Betts left Microsoft in August for GitHub, an 80-person startup that stores programmers’ source code. GitHub’s software makes it easy for many decentralized people or teams to contribute to a single project, and its own employees use it to collaborate while discussing ideas in a freewheeling chat room. They avoid face-to-face meetings almost entirely.
Engineers are often in control at the latest crop of Silicon Valley success stories—think of coder-run companies such as Facebook, Dropbox, and Square. They’re reshaping the daily routine of thousands of office workers, with a special emphasis on fewer meetings. The forced hourlong sit-down is acutely problematic for engineers, designers, and other so-called makers, according to a 2009 essay by Paul Graham, a programmer and co-founder of the tech incubator Y Combinator. “When you’re operating on the maker’s schedule, meetings are a disaster” because they disrupt the creative flow, he argues. “You can’t write or program well in units of an hour. That’s barely enough time to get started.”
More to the point, tech companies that favor traditional management structures—with all those meetings—may have trouble hiring top engineering talent, says Mike Abbott, a partner at venture capital firm Kleiner Perkins Caufield & Byers who has worked at Twitter, Palm, and Microsoft. Reducing the number of manager-led meetings means putting more decisionmaking power in the hands of the people actually building products, letting star employees shine and exposing those less capable. “Accountability is a good thing,” says Abbott.
The trend is evident at tech companies big and small. Michael Waxman keeps his company’s meetings short by making attendees stand. At his startup Grouper, which runs a Web service that arranges six-person blind dates, the daily morning meetings last less than 10 minutes, he says. Waxman used to set a timer to cap them at five. Jeff Atwood, the co-founder of the Q&A forum Stack Exchange, recently laid out his rules for good meeting etiquette, including that “no meeting should ever be more than an hour, under penalty of death.”
After Larry Page took over as Google’s chief executive officer last year, he limited most meetings to 10 attendees and pushed managers to outline clear goals before scheduling a gathering, according to Kristen Gil, the company’s vice president of operations. Facebook has a loose policy called No-Meeting Wednesday, when engineers are encouraged to “stay focused on building products,” says Meredith Chin, a spokeswoman for the company.
Some startups are trying to capitalize on the movement against meetings. Asana, a company founded by two former Facebook executives in 2008, builds business productivity software that lets employees maintain personal and companywide to-do lists, take notes, and discuss projects.

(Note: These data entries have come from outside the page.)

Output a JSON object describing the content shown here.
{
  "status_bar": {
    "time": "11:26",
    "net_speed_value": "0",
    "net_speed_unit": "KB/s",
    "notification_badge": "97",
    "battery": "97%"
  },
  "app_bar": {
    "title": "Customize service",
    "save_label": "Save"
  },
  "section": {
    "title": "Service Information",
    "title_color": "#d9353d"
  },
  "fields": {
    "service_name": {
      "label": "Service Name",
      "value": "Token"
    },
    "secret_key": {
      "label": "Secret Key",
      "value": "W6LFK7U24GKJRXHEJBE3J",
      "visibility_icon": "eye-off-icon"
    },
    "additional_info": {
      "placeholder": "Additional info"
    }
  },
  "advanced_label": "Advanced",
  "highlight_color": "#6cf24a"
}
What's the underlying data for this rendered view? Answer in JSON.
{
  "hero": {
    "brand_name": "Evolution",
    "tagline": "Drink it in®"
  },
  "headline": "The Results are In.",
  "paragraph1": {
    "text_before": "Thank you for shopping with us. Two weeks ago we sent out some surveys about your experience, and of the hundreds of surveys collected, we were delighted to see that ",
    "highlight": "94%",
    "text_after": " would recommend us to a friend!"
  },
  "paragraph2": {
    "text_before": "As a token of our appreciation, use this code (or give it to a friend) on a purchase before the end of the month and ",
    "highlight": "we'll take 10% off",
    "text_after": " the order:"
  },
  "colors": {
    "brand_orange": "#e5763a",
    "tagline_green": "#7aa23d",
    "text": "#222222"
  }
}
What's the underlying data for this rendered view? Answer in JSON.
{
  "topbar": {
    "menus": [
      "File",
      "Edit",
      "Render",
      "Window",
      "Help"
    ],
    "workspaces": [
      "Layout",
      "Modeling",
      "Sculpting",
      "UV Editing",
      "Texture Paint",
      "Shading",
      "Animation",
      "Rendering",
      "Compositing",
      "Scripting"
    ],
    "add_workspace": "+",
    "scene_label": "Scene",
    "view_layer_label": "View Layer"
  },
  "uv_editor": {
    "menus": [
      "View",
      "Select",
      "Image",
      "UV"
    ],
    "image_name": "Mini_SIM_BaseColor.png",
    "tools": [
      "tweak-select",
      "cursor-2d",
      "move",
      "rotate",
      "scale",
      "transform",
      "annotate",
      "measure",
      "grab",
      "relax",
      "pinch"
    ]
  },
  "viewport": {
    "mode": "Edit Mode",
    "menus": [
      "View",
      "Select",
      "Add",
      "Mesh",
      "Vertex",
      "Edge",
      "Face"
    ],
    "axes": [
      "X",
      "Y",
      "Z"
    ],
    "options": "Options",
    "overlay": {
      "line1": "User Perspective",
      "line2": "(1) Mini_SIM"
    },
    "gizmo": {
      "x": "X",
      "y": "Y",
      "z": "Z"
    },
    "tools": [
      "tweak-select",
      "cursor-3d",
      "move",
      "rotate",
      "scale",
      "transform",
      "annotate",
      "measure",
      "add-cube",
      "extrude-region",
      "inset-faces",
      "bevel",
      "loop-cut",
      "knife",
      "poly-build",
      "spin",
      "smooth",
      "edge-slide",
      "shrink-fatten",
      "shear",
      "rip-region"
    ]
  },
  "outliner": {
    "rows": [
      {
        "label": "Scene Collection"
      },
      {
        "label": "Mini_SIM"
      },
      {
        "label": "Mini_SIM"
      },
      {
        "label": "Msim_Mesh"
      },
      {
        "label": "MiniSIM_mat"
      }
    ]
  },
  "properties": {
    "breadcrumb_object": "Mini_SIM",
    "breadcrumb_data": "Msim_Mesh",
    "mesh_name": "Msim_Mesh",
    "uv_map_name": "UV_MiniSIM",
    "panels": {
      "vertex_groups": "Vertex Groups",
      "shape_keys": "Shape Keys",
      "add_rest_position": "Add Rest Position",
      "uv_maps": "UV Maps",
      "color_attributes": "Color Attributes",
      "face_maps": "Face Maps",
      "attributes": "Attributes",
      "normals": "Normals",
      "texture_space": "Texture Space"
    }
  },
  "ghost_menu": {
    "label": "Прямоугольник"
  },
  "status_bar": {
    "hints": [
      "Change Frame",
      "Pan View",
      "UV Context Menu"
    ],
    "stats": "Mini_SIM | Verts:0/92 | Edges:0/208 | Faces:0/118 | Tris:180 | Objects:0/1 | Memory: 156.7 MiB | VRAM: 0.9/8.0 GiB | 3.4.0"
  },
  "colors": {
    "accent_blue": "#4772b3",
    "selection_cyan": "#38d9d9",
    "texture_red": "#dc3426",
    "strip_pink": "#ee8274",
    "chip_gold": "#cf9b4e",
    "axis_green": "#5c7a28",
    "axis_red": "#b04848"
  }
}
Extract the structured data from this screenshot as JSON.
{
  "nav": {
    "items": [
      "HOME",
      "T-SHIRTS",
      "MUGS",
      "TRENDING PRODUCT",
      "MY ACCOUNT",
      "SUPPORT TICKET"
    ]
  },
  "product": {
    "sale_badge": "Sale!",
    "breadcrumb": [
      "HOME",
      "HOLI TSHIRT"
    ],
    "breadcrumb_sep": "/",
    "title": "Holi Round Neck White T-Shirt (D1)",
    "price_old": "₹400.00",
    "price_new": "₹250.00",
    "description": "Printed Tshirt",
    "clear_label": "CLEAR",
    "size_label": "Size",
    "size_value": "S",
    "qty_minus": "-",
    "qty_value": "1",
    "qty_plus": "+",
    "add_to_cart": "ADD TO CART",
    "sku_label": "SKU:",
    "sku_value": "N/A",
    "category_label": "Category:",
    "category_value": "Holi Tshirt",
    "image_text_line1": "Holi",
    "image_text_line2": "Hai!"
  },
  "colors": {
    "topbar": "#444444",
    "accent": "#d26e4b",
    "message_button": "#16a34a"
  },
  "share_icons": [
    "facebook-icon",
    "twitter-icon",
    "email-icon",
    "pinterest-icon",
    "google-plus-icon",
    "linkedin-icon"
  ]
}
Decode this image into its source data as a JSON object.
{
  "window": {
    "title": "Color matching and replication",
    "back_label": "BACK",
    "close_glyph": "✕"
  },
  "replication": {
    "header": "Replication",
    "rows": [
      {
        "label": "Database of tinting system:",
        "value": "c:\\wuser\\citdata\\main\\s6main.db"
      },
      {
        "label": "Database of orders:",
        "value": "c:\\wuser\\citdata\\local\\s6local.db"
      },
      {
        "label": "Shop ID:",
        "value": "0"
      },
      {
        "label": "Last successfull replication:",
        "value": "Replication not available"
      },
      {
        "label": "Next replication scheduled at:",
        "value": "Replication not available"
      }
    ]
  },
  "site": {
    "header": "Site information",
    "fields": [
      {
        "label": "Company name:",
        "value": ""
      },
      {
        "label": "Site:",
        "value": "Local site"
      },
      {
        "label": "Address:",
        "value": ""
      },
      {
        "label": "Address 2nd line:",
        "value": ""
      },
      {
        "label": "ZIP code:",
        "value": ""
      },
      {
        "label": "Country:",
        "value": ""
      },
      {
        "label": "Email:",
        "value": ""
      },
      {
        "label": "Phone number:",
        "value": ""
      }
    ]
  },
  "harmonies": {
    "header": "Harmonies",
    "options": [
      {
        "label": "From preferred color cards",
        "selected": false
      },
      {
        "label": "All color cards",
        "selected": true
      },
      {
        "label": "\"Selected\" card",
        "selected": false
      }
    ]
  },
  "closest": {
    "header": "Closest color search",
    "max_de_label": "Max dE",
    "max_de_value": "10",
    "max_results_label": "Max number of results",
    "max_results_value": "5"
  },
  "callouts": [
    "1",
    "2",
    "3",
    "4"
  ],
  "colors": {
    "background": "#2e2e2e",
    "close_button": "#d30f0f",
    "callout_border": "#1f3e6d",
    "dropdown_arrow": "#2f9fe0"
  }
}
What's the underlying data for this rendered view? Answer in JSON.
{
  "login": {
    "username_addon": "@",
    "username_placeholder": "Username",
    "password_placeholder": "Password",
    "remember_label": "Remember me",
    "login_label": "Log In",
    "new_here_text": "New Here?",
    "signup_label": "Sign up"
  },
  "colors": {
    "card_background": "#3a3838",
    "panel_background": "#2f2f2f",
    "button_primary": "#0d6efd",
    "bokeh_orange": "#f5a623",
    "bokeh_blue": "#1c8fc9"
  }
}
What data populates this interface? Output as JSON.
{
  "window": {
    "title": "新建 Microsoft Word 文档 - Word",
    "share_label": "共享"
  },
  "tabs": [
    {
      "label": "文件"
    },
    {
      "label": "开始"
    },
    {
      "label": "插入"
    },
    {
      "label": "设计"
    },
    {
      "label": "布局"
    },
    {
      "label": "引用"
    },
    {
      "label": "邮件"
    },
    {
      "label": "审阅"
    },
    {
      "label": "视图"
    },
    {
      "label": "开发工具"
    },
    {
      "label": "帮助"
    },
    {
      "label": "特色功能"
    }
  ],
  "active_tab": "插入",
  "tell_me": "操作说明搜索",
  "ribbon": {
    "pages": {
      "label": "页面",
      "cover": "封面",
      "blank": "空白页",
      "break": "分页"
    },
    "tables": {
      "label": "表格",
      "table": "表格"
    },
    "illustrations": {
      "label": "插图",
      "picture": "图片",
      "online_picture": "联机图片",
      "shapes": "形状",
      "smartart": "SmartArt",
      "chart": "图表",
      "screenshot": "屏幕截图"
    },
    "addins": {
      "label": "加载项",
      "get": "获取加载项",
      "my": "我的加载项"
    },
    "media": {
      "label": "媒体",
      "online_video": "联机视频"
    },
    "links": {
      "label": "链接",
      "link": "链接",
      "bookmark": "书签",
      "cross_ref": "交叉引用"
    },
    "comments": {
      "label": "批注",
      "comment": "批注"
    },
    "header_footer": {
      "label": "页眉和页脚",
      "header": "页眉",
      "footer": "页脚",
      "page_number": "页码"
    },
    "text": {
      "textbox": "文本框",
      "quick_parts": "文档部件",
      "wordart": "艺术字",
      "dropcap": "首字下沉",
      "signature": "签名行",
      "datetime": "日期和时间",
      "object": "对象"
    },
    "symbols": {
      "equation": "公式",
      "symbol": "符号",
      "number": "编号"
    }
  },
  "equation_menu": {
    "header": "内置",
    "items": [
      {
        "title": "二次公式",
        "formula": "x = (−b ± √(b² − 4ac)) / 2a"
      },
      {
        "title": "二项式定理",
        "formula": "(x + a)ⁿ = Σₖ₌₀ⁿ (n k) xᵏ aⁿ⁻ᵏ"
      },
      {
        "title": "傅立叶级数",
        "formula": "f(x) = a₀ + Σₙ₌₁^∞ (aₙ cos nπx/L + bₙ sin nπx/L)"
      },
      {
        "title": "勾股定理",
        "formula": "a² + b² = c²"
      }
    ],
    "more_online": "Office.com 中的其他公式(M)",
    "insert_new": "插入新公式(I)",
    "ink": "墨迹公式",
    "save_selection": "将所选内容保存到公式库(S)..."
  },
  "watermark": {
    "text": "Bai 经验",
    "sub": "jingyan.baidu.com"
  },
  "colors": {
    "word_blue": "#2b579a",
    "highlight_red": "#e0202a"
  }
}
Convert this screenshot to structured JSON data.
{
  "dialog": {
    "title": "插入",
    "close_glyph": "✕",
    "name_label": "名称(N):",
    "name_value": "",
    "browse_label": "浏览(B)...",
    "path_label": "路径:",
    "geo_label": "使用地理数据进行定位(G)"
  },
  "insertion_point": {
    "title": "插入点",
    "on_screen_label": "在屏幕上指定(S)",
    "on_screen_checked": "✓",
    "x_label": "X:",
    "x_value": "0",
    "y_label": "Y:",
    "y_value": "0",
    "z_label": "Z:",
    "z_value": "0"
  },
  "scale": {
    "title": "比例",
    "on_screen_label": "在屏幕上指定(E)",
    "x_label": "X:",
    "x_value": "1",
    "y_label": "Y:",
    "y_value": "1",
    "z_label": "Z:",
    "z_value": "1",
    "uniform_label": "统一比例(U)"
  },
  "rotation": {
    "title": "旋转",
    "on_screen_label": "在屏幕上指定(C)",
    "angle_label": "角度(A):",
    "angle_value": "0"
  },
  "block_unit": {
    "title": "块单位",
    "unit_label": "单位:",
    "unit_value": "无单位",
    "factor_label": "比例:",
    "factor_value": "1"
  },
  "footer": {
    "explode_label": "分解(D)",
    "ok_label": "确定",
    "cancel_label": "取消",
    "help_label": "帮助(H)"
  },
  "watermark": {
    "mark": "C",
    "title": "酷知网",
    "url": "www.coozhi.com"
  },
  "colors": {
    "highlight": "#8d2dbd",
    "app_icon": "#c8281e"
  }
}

Justin Rosenstein, one of the founders, estimates Asana can cut out at least half of a company’s meetings. Dustin Moskovitz, the other Asana founder, avoids them almost entirely, often reviewing meeting minutes at his leisure and chiming in with written comments.
Opposition to meetings isn’t new, especially within the tech industry. Simon Ramo, a 99-year-old tech pioneer who has sold companies to General Electric, Boeing, and Honeywell, penned a 2005 book about the pitfalls of meetings. He isn’t convinced that Asana or any new software will kill boardrooms. Far from it. “The information technology revolution makes it possible to have more information go to more people more efficiently,” Ramo says. “More people can now be informed on topics. Therefore, more people have ideas.” And that leads to longer discussions and … more meetings.
Asana’s Rosenstein acknowledges that some face time is necessary. “People thought that all cholesterol was bad, but there’s good cholesterol and bad cholesterol,” he says. “All of the meetings we ever have are the good kind.”